TASK: Find the lines in the records that carry the word "icon". Copy each one.
********
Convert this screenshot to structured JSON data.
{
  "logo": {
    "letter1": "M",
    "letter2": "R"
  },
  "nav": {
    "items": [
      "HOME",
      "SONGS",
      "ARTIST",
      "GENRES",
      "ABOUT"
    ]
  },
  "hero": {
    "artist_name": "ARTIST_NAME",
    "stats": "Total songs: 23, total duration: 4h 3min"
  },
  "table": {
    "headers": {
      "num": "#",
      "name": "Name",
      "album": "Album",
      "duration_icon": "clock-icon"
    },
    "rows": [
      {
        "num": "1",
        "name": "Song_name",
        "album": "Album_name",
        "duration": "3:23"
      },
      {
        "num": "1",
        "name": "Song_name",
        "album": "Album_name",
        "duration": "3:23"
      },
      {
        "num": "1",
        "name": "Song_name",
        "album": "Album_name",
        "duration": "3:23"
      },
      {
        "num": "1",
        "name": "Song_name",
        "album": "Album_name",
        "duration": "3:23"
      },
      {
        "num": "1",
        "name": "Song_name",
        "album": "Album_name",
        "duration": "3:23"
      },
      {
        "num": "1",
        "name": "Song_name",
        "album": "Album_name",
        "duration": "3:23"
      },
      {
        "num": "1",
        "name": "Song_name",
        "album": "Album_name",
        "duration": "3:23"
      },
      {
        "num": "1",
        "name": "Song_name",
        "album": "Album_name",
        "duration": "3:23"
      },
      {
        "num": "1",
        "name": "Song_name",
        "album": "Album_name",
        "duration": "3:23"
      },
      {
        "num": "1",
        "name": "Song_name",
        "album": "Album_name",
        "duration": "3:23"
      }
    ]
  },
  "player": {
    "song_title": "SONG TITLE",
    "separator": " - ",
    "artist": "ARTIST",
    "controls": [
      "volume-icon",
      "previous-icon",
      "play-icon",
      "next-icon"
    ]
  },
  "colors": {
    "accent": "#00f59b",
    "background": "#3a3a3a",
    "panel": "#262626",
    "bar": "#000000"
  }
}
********
SOLUTION:
      "duration_icon": "clock-icon"
      "volume-icon",
      "previous-icon",
      "play-icon",
      "next-icon"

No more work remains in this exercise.